This shows fantastic progress.
"The latest, expert scientific advice is at the heart of every decision we make, and we will continue to monitor remdesivir's success in clinical trials across the country to ensure the best results for United Kingdom patients". The clinical trial involved 1,063 patients-538 of whom received remdesivir and 521 of whom received a placebo.
Allocation of the drug will be based on expert clinical advice and will take into consideration the situation where it is most likely to provide the greatest benefit.
Dr Stephen Griffin, Associate Professor in the School of Medicine, University of Leeds said the drug is unaffected by safe guarding proteins, unlike other drugs that are now being tested to help the fight against Covid-19.
In the United Kingdom, the Recovery trial looking at using this drug in patients remains open, but another one, using it in frontline NHS staff to prevent rather than treat infections, has paused recruiting more volunteers.
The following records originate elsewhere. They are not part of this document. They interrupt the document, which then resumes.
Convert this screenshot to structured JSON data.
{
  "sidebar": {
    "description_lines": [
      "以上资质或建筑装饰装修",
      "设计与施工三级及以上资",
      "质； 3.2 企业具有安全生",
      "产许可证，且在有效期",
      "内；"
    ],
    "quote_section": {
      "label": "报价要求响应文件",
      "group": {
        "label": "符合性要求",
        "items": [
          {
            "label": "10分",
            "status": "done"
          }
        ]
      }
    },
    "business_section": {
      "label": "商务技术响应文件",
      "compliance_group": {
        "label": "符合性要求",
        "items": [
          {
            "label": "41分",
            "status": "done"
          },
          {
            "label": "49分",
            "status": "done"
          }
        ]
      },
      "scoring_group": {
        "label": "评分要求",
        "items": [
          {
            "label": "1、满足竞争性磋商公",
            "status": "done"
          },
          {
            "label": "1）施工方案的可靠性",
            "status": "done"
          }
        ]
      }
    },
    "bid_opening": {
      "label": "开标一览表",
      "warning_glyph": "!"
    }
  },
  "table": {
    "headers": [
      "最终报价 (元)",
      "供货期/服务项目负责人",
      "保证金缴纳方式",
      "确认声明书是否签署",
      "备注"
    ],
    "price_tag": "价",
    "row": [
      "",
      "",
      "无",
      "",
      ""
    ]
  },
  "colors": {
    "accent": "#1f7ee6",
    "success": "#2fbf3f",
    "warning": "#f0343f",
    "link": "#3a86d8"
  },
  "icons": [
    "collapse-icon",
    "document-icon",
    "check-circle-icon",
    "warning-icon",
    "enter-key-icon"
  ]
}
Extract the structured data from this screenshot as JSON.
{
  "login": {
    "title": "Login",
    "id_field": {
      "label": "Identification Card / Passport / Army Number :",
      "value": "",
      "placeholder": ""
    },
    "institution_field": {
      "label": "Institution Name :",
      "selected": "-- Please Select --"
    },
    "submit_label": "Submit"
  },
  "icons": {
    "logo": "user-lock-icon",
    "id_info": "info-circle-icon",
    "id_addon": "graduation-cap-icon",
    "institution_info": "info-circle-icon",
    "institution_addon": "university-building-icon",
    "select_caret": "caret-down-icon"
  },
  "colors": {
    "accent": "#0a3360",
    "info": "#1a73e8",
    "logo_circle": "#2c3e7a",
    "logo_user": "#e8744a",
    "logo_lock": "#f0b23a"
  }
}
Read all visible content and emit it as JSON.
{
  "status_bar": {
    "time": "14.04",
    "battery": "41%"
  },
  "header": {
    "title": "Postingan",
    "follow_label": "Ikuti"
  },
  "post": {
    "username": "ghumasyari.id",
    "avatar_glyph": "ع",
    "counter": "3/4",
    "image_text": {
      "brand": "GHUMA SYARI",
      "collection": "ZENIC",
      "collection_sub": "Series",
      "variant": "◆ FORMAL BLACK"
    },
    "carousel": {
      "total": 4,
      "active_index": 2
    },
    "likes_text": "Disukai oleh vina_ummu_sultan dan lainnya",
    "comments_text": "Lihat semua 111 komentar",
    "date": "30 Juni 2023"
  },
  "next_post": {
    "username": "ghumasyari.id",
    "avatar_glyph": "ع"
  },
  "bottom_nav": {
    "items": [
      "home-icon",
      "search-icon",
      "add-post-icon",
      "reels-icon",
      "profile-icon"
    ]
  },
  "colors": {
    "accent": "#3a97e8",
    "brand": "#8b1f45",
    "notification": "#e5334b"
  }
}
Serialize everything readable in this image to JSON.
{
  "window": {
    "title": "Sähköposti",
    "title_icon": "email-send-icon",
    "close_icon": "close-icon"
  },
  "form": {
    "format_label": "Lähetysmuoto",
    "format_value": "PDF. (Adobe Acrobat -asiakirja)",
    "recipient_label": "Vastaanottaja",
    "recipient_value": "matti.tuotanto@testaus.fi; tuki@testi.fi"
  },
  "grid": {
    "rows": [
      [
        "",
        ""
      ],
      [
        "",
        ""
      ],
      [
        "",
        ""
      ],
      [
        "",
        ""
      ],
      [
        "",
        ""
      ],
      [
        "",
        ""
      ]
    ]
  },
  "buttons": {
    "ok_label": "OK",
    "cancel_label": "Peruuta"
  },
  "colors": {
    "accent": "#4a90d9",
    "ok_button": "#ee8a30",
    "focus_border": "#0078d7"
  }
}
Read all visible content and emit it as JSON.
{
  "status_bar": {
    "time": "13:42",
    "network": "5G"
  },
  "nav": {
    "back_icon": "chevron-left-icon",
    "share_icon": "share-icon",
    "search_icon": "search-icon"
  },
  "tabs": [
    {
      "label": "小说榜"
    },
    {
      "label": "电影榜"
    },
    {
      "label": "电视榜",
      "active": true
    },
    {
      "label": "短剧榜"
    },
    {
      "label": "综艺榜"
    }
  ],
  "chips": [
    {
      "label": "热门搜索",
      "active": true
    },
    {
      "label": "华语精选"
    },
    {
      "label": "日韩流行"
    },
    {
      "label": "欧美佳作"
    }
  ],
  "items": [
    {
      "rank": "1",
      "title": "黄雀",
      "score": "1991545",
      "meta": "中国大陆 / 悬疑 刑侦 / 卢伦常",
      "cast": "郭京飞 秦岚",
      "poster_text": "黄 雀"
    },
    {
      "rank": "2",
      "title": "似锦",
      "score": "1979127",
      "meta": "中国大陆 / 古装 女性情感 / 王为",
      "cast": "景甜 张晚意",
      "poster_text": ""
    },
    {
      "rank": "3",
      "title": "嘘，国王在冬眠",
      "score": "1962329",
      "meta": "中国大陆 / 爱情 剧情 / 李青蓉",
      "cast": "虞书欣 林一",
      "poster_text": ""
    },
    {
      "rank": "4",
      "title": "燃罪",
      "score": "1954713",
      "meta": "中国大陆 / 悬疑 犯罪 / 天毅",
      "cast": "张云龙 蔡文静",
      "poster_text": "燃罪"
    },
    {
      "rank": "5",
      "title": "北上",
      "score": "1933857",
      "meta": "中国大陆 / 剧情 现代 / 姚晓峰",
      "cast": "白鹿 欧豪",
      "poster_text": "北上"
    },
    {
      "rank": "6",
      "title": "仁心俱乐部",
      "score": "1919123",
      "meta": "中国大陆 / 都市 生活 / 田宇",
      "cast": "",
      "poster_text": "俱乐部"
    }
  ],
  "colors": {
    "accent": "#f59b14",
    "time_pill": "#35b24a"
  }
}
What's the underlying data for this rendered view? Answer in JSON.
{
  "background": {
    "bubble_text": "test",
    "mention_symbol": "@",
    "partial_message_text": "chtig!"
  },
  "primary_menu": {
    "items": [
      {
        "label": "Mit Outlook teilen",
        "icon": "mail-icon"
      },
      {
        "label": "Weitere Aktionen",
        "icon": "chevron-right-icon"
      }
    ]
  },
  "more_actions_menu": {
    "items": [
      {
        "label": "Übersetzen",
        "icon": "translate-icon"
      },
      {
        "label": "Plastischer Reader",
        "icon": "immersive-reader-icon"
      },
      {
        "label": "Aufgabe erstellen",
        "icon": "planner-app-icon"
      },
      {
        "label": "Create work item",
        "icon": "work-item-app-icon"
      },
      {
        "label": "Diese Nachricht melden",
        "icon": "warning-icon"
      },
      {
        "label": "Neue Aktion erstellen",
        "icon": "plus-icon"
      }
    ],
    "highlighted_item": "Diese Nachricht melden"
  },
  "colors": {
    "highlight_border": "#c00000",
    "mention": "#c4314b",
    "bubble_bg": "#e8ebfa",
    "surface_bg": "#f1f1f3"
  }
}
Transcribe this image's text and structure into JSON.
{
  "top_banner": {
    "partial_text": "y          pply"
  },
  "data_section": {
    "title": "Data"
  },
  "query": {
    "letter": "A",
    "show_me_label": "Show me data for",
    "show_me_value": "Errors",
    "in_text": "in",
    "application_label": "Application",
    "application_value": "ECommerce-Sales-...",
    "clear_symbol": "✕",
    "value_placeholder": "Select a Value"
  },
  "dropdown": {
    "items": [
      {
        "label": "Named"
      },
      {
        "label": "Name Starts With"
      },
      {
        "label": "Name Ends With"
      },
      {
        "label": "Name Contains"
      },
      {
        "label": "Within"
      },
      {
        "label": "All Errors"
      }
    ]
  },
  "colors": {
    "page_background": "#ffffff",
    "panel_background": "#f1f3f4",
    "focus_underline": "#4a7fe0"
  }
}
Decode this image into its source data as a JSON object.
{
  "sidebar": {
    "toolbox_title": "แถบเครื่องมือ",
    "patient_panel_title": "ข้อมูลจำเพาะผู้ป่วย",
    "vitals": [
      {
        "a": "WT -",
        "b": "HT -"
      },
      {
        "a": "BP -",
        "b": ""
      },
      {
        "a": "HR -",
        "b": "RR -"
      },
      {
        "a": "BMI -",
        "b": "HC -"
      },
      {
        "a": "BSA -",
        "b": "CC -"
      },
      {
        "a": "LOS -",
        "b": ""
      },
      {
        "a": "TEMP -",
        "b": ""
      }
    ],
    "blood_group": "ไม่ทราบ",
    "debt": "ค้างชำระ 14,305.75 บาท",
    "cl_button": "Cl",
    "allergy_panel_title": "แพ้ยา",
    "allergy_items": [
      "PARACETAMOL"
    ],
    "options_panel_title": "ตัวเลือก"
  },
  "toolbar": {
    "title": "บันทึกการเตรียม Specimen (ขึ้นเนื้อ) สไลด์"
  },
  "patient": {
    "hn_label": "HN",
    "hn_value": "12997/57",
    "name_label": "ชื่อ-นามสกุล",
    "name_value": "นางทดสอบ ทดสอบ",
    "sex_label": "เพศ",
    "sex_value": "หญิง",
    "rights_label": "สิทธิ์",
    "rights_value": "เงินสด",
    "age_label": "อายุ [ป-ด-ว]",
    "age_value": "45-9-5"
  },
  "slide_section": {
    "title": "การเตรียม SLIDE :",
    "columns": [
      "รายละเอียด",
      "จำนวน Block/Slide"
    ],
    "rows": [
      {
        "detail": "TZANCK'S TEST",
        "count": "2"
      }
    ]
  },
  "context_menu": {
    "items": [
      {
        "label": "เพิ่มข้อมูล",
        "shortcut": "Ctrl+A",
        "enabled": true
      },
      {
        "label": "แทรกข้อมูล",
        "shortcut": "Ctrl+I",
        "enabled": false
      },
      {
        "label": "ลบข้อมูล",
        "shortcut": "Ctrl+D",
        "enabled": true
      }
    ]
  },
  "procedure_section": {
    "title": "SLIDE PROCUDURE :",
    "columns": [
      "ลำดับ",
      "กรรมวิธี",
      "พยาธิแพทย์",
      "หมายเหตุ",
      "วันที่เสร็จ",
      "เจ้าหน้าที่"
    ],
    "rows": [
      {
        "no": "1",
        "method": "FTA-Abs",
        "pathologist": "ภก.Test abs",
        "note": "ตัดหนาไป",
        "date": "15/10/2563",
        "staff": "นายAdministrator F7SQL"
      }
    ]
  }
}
Professor Peter Horby, who is leading the University of Oxford's large-scale RECOVERY trial of coronavirus drugs, told the BBC's Today programme this morning that his team hasn't seen that safety signal.